On the plus side, laminate flooring is affordable, easy to clean, and damaged planks can be replaced fairly inexpensively. Easier to install and maintain than hardwood flooring, it's a less expensive option that can simulate the look of natural hardwood. But laminate may be less durable than other choices, particularly in high-traffic areas. Some brands are equipped with water-resistant coating, but spills should be wiped up right away, since water can cause laminate to swell and warp. While laminate is naturally resistant to the growth of mold and bacteria, be aware that some laminate flooring may contain formaldehyde, which can affect the indoor air quality. Once again, look for industry standard certifications on the flooring you are considering. The GREENGUARD certification insures lower total VOC emissions.
An environmentally friendly, stylish, and increasingly popular option, bamboo flooring offers many advantages. Ecologically speaking, bamboo is nontoxic, biodegradable and easy to recycle, and on a practical level, bamboo flooring is a breeze to install, and so durable that it can last for decades. It's also surprisingly easy to clean and doesn't require harsh chemical cleansers; periodic vacuuming and mopping with warm water can do the trick. Bamboo can be prone to showing scratches, so that's something to consider if you're re-flooring a room that receives a lot of foot traffic.

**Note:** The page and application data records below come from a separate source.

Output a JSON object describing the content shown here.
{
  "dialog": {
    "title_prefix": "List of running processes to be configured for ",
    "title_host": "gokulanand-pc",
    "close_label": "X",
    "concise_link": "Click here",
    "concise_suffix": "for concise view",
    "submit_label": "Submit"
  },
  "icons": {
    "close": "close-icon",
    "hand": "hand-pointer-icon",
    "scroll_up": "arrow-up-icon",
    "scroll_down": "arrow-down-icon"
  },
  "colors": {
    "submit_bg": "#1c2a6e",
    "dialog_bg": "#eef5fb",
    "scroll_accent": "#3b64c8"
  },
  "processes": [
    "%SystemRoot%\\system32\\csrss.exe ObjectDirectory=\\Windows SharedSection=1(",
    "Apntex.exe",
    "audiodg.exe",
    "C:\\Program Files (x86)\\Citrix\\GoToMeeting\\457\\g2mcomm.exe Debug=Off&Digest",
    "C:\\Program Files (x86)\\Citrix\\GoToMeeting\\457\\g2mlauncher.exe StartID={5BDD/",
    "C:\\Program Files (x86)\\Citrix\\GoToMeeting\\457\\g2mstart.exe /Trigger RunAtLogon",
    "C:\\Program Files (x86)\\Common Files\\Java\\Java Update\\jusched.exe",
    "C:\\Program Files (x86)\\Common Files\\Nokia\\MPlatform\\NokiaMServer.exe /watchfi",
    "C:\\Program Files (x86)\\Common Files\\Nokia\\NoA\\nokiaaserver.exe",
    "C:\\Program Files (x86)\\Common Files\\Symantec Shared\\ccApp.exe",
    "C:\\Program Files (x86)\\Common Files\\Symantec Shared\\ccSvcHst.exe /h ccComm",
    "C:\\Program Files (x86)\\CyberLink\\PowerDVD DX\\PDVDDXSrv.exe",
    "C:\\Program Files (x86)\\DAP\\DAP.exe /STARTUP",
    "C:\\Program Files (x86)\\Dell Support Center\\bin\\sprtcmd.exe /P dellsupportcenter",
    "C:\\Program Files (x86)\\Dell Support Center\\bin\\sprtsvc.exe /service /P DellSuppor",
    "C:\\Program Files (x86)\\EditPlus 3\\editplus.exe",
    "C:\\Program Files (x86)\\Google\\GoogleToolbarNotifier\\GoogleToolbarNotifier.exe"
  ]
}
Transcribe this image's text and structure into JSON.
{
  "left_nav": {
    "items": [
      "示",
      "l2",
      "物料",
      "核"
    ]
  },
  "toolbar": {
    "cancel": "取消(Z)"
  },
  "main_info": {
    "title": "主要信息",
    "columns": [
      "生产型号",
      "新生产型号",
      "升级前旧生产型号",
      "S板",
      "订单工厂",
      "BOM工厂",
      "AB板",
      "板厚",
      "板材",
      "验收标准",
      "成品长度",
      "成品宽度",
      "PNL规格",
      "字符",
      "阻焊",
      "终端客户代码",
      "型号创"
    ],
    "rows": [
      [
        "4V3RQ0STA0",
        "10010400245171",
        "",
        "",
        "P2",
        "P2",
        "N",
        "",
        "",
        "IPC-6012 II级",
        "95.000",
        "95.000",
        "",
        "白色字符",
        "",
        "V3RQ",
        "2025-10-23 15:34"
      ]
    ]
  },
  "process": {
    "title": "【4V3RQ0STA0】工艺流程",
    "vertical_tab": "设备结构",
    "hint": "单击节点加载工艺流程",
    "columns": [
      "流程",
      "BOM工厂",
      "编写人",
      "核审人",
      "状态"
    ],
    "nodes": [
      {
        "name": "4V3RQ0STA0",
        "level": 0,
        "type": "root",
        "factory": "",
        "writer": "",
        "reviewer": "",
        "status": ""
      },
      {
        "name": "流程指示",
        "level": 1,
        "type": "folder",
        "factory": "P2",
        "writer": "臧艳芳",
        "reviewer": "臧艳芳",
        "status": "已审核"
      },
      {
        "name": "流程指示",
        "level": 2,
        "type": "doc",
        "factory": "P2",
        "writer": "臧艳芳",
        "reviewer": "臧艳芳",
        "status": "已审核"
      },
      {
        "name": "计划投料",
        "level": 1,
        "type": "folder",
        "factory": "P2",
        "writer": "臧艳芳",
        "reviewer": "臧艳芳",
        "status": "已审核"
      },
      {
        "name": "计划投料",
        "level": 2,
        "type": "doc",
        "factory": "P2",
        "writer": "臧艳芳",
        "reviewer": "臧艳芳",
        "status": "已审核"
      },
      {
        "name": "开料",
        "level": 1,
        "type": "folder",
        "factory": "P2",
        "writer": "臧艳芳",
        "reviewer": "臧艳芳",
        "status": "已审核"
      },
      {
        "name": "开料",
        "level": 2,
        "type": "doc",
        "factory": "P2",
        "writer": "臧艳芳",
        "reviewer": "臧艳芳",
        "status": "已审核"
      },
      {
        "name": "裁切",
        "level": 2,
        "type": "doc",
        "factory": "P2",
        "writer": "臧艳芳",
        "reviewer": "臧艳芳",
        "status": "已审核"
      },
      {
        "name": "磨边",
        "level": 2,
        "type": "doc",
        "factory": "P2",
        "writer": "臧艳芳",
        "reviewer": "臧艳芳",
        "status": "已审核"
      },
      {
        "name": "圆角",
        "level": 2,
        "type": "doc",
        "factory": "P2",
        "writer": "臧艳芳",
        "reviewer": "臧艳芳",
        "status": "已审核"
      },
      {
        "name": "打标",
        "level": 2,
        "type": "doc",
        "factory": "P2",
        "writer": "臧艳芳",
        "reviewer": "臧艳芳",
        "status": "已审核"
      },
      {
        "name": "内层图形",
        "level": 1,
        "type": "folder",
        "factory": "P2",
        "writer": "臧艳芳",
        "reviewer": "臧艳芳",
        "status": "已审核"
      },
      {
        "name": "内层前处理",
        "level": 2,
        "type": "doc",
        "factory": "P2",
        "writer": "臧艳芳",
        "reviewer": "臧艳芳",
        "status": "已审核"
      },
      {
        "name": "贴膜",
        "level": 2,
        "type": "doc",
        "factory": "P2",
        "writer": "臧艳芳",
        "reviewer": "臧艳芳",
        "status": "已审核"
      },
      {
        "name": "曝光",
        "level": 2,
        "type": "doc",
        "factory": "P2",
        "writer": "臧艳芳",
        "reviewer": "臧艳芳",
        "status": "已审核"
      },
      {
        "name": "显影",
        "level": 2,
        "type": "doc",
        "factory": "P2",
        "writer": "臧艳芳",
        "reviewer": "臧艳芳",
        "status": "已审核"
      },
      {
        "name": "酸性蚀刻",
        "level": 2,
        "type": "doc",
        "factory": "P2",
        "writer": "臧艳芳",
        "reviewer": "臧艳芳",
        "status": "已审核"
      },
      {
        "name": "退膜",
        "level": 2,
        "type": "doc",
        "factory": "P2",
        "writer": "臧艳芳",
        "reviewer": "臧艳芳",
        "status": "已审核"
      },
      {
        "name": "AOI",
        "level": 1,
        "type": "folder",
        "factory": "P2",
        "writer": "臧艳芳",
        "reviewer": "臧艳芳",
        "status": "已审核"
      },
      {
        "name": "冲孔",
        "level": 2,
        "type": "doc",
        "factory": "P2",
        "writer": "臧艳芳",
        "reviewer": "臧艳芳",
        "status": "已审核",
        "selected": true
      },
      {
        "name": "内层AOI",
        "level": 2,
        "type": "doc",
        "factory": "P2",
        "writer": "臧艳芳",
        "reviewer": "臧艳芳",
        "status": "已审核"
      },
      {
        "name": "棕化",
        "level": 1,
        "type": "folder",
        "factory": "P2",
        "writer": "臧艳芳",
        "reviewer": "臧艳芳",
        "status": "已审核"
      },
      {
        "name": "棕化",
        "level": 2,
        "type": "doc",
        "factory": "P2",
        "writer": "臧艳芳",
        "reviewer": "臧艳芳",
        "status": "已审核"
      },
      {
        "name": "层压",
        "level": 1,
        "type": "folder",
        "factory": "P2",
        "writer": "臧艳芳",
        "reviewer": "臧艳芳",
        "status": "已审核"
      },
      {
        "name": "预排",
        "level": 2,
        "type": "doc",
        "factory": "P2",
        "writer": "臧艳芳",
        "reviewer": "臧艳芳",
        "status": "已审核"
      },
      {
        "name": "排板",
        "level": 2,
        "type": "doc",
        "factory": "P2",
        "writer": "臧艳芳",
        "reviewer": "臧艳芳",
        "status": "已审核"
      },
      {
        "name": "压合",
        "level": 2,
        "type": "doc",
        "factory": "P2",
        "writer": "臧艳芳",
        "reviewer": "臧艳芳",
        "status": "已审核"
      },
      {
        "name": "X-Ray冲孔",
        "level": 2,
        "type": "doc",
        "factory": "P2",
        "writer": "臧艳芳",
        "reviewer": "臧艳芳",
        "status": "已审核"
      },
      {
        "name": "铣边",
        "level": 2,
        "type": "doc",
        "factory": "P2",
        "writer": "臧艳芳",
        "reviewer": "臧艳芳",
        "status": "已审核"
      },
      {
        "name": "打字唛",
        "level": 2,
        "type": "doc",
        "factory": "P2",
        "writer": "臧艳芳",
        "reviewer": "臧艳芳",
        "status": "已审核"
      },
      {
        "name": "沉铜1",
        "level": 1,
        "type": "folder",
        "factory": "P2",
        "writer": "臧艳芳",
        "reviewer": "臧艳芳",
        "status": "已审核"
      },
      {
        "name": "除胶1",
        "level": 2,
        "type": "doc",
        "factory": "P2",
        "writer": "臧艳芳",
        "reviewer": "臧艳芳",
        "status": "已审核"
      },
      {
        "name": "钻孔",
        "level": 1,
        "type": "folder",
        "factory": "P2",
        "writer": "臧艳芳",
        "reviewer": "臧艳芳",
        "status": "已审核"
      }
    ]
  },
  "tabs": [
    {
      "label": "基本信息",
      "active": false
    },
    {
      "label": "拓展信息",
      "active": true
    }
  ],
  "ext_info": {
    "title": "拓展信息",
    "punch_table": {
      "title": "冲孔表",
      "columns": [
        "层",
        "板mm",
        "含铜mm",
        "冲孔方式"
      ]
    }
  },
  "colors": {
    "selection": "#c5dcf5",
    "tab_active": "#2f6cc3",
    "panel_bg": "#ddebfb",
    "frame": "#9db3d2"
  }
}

You may be surprised to learn that cork flooring is rising in popularity, but it can be an attractive, comfortable, and safe option to consider. Another nontoxic option made of natural materials, cork is soft for children's feet and offers as much variety of attractive colors and patterns as other flooring options. While it may not be the most durable option, it doesn't have to be expensive to repair since it's available in interlocking planks.
How to Decide the Best Option
As you make your decision about choosing flooring, ask yourself the following questions:
- What kind of activities will your kids be doing in each room?
- How easy to clean and sanitary is the flooring?
- How much moisture will the flooring be exposed to?
- How easy to maintain is the flooring? How long do you expect it to last?
- Are there health or safety concerns about this flooring option?
- Could area rugs enhance the flooring?
Do you have concerns about your children's comfort and safety, or about the durability of your flooring choice? Have you asked experts for help as you've shopped around?
Chris Long has been a store associate at a Home Depot in Illinois since 2000. Chris is a frequent contributor on flooring DIY topics for Home Depot's website.
The content from this post was provided by Chris Long from Home Depot. No compensation was received in exchange for publishing this content.